§ **Work required**:
Please print the records below exactly as they are.

§ **Task inputs**:
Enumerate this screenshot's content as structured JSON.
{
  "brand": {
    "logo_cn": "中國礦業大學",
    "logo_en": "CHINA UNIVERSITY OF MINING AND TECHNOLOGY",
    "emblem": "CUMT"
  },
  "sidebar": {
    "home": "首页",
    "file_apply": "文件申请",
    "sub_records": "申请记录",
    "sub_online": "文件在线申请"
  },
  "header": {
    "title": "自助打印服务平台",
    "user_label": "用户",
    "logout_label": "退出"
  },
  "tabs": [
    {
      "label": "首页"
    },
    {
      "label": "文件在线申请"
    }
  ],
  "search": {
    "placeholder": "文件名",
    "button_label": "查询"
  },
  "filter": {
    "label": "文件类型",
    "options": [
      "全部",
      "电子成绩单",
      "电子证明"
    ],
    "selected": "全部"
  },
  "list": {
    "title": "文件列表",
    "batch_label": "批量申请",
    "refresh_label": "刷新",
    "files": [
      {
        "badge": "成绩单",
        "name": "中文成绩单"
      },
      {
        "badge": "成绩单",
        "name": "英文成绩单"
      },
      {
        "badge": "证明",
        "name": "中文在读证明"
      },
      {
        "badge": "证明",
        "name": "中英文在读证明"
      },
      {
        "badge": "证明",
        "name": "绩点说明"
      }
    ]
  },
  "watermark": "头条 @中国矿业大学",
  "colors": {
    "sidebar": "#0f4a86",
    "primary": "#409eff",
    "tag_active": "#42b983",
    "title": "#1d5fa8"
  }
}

§ **Exercise result**:
Enumerate this screenshot's content as structured JSON.
{
  "brand": {
    "logo_cn": "中國礦業大學",
    "logo_en": "CHINA UNIVERSITY OF MINING AND TECHNOLOGY",
    "emblem": "CUMT"
  },
  "sidebar": {
    "home": "首页",
    "file_apply": "文件申请",
    "sub_records": "申请记录",
    "sub_online": "文件在线申请"
  },
  "header": {
    "title": "自助打印服务平台",
    "user_label": "用户",
    "logout_label": "退出"
  },
  "tabs": [
    {
      "label": "首页"
    },
    {
      "label": "文件在线申请"
    }
  ],
  "search": {
    "placeholder": "文件名",
    "button_label": "查询"
  },
  "filter": {
    "label": "文件类型",
    "options": [
      "全部",
      "电子成绩单",
      "电子证明"
    ],
    "selected": "全部"
  },
  "list": {
    "title": "文件列表",
    "batch_label": "批量申请",
    "refresh_label": "刷新",
    "files": [
      {
        "badge": "成绩单",
        "name": "中文成绩单"
      },
      {
        "badge": "成绩单",
        "name": "英文成绩单"
      },
      {
        "badge": "证明",
        "name": "中文在读证明"
      },
      {
        "badge": "证明",
        "name": "中英文在读证明"
      },
      {
        "badge": "证明",
        "name": "绩点说明"
      }
    ]
  },
  "watermark": "头条 @中国矿业大学",
  "colors": {
    "sidebar": "#0f4a86",
    "primary": "#409eff",
    "tag_active": "#42b983",
    "title": "#1d5fa8"
  }
}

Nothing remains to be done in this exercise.